(Beginning of Material for this task)
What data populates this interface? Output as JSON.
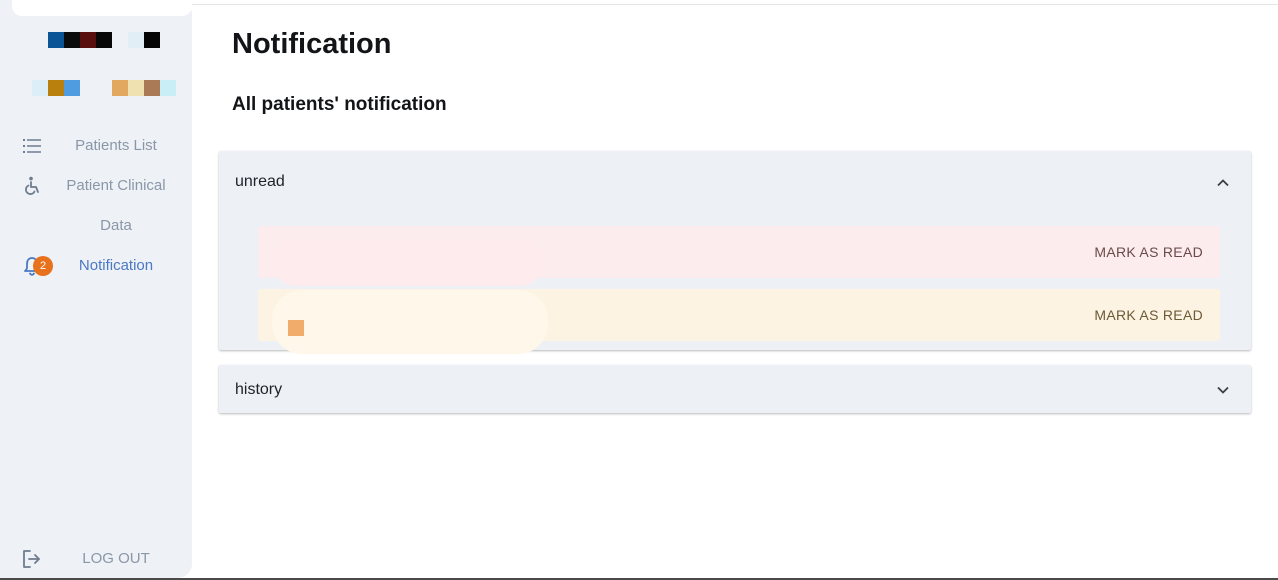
{
  "sidebar": {
    "items": [
      {
        "label": "Patients List",
        "icon": "list-icon"
      },
      {
        "label": "Patient Clinical Data",
        "icon": "accessible-icon"
      },
      {
        "label": "Notification",
        "icon": "bell-icon",
        "badge": "2",
        "active": true
      }
    ],
    "logout_label": "LOG OUT"
  },
  "main": {
    "title": "Notification",
    "subtitle": "All patients' notification",
    "sections": [
      {
        "label": "unread",
        "expanded": true,
        "notifications": [
          {
            "action_label": "MARK AS READ",
            "color": "#fdeced",
            "text_color": "#6b4a4a"
          },
          {
            "action_label": "MARK AS READ",
            "color": "#fdf3e2",
            "text_color": "#6b5a36"
          }
        ]
      },
      {
        "label": "history",
        "expanded": false
      }
    ]
  },
  "colors": {
    "accent": "#4b79c4",
    "badge": "#e8711d",
    "sidebar_bg": "#eef1f5",
    "panel_bg": "#edf0f5"
  }
}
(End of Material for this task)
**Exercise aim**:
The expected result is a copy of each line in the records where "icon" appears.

**Solved problem**:
        "icon": "list-icon"
        "icon": "accessible-icon"
        "icon": "bell-icon",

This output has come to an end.